For two years, the Institute of Fundraising ran the fundraising management certificate with the Directory of Social Change, but this qualification came to an end last year when the institute launched a new learning academy.
The academy's launch coincided with the arrival of the IoF's new chief executive, Amanda McLean, who has now left the job. Shortly before taking up her role, she said that making fundraising more professional would be one of the institute's main aims under her watch. The academy offers several different strands of training, including a four-tiered fundraising qualification framework, with each level specifically tailored for different stages of a fundraiser's career.
The four tiers of qualifications now available are: the Introductory Certificate, the Certificate in Fundraising, the Diploma and the Advanced Diploma. The IoF is also running shorter courses that focus on specific skills such as major donor or corporate fundraising.

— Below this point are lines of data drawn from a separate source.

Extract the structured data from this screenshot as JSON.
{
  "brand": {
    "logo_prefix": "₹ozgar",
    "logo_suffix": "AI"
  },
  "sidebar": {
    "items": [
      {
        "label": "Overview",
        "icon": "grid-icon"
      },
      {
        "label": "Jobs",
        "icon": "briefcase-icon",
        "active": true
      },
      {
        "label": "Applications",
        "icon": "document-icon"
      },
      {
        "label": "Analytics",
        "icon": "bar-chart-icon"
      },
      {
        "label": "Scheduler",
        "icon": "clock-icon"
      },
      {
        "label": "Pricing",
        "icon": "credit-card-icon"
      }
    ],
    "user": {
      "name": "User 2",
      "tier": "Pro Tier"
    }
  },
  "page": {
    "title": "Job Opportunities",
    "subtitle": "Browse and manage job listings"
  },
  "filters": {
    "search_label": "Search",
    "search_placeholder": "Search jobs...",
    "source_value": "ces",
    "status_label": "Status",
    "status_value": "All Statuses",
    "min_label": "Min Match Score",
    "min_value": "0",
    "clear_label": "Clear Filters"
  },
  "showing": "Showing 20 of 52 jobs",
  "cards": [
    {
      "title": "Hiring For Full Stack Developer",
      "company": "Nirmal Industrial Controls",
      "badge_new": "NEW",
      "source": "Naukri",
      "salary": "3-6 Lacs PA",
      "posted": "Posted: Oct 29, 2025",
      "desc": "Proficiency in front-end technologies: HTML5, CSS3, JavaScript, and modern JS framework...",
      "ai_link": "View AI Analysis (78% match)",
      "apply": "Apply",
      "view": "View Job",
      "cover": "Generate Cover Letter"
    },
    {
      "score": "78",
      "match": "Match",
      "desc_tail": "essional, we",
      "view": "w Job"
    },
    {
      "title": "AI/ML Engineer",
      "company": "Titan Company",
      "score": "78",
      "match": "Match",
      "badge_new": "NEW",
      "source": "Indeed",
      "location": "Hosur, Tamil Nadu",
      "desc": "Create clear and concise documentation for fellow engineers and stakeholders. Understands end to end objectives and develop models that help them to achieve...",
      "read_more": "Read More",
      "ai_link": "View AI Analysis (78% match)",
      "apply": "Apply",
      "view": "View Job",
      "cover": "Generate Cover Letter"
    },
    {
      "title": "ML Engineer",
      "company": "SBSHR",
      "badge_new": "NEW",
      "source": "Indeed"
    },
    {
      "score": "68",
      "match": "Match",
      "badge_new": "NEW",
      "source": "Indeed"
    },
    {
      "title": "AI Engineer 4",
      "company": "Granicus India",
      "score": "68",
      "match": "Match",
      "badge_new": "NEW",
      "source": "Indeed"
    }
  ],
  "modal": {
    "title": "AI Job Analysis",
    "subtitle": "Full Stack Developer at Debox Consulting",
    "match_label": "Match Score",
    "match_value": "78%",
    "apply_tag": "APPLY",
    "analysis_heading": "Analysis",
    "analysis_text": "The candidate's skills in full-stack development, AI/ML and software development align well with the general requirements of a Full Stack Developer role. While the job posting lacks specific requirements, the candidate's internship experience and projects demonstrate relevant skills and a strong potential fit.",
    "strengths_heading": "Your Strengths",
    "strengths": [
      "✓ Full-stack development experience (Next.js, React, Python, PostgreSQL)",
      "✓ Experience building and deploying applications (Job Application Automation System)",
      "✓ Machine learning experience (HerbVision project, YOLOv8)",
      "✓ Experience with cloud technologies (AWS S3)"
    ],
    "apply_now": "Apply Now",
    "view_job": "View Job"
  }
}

Paul Marvell, head of learning at the IoF, says that more fundraising job descriptions require IoF qualifications: "As the choice of candidates grows, this will become even more the case," he says.
Kevin Webb, fundraising and project development officer at Voice for Disability, who recently gained the Certificate in Fundraising, says taking the course was an investment in his career. The qualification was so important to him that he paid for it himself and completed it during holiday time.
"I did the one-day Charities Aid Foundation courses last year - it is brilliant for getting practical ideas you can implement in the office the next day," he says. "The IoF course is more strategic."
Matthew Boyle, director of fundraising at the Roy Castle Lung Cancer Foundation, who recently took the IoF diploma, says the quality of the speakers, who included Stephen Pidgeon, chair of the fundraising and marketing agency Tangible, and Adrian Sargeant, professor of fundraising at Indiana University, was a major factor in attracting him to the course.
"That's what drew me to it instead of other courses," he says. "They are distinguished in the field and they really know about the subject matter."